College Football Hall Of Fame Coach Accused Of Swindling $80 Million From Colleagues, Players In Ponzi Scheme

The Securities and Exchange Commission is calling out a former college football coach for allegedly acting in less than a sportsmanlike manner, accusing him of taking $80 million from other coaches and players and losing it in a Ponzi scheme. The man was inducted into the College Football Hall of Fame in 2009 for his time coaching at two universities.

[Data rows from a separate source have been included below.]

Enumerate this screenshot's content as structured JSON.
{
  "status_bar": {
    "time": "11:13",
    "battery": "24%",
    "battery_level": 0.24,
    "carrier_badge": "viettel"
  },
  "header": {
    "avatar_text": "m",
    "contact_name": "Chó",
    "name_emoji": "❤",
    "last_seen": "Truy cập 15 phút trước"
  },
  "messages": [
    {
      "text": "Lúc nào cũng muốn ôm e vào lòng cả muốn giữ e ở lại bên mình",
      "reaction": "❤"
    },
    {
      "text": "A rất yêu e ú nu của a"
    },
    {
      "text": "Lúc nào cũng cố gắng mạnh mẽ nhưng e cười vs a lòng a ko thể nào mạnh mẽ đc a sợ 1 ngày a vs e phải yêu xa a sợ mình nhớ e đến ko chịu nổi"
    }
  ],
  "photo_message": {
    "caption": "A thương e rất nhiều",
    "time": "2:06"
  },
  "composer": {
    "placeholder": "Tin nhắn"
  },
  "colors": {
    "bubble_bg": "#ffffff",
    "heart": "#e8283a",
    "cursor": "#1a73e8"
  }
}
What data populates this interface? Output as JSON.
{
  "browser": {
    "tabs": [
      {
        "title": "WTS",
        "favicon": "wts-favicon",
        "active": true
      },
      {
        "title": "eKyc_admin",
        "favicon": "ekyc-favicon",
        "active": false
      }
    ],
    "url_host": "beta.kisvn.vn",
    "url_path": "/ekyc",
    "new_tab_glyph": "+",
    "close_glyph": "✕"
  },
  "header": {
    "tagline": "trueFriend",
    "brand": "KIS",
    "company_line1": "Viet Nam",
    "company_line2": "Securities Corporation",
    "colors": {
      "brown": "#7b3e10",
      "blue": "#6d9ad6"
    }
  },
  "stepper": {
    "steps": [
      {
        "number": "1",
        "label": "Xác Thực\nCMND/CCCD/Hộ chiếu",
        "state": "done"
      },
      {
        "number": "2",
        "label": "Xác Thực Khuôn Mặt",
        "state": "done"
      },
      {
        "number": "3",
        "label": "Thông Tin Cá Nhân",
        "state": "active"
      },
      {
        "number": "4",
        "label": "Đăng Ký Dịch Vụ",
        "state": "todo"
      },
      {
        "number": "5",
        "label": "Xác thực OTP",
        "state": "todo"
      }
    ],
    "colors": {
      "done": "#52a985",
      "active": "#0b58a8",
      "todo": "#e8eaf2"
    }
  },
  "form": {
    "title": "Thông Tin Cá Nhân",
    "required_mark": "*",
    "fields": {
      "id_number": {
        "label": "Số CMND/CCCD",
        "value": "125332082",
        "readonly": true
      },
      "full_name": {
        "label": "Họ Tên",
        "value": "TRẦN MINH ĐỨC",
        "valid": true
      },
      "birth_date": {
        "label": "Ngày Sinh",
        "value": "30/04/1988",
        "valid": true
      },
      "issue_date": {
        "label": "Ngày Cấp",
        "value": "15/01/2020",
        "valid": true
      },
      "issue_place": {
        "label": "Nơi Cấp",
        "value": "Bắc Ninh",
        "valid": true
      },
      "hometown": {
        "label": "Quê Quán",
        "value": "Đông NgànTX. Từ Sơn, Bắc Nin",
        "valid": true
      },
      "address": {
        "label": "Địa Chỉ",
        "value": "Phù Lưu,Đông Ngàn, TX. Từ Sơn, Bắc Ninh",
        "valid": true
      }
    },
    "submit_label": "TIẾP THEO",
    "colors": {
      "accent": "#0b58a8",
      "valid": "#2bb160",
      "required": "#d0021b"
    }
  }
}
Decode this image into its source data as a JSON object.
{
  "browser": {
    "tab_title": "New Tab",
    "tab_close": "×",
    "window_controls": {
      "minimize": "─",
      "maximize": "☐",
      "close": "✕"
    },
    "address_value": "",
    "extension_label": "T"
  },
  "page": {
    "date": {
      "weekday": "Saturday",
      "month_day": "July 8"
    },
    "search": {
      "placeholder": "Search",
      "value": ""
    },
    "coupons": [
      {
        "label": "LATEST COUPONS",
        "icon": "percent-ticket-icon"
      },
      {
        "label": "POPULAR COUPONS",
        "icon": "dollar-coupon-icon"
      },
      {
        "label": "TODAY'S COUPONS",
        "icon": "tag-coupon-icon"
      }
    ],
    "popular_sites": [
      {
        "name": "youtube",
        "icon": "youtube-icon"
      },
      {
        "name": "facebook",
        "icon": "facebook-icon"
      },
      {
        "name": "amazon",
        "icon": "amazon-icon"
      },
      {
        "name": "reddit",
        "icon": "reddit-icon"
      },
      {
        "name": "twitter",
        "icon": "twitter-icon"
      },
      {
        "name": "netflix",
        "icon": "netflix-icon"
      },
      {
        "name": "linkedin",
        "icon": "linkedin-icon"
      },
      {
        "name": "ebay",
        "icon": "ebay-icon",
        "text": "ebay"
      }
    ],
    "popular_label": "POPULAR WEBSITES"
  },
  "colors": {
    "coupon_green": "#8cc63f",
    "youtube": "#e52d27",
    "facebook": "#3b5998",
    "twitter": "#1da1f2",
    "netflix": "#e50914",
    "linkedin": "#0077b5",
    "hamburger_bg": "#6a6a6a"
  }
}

He’s now facing civil charges of fraud for the alleged scheme, which began in 2007 and ran until October 2010 when the SEC got a whiff of the operation the coach and business partner were involved in. Feds say he and his cohort told investors they’d get big returns from putting their money into a wholesale liquidation business that purchased unwanted merchandise from retailers and resold it at a discount.

The SEC claims the company promised “exorbitant” returns of 50% to 380%, but only $12 million of the $80 million invested was ever used to buy merchandise. Most of those products just ended up sitting in abandoned warehouses sprinkled across Ohio and West Virginia, says the SEC.

Seems he had an interesting relationship with his former players, as CNN says he allegedly told one man who gave him $800,000: “Your Daddy is going to take care of you.”

The coach’s lawyer says this is all nonsense, and that a business gone bad can easily be labeled a Ponzi scheme when it fails.

“We’ve said all along that [the business] certainly did not start out to be what is called a Ponzi scheme,” he said. “It’s easy to call that to businesses that have gone bad.” He added that there’s no point in suing his client because he doesn’t have any money. Funny how $80 million can disappear.

The coach and his partner wouldn’t go to jail if found guilty, since the charges are civil. Instead, investors would hope to recoup their financial losses — a hope that will unfortunately not be likely to pan out, said an SEC regional director.

“As in a lot of Ponzi schemes, some money went to early investors, some was taken out by people controlling it, some of it was lost and some of it was unaccountable,” he said.

Ex-football coach accused of Ponzi scheme [CNN]


Edit Your Comment

  1. Blue Moonlight says:

    The linked article mentions the coach’s name, in case anyone’s interested.

    Seems like an odd omission to me.

  2. The Brad says:

    From the article: the coach in quesiton is Jim Donnan, a former coach at Marshall University and the University of Georgia.

  3. NurseTimLPN says:

    It should say Coach [Redacted], in keeping with The Consumerist’s format.

  4. MarkFL says:

    This is from the page at the CFHoF website regarding eligibility (for both players and coaches):

    “While each nominee’s football achievements are of prime consideration, his post-football record as a citizen is also weighed. He must have proven himself worthy as a citizen, carrying the ideals of football forward into his relations with his community and his fellow man with love of his country.”

    (Florida alum just laughs, and laughs, and laughs…)

  5. PsiCop says:

    An article is published about a famous person, and it doesn’t include his name? Seriously?

    • ChuckECheese says:

      The CEO of a middling health food chain was arraigned and eventually sentenced on child-prostitution charges here in Phoenix, but the latest stories about him never mention his name more than once and never mention the grocery store at all.

  6. ChuckECheese says:

    Chomos and now crooks. Good to see football coaches are just like everybody else.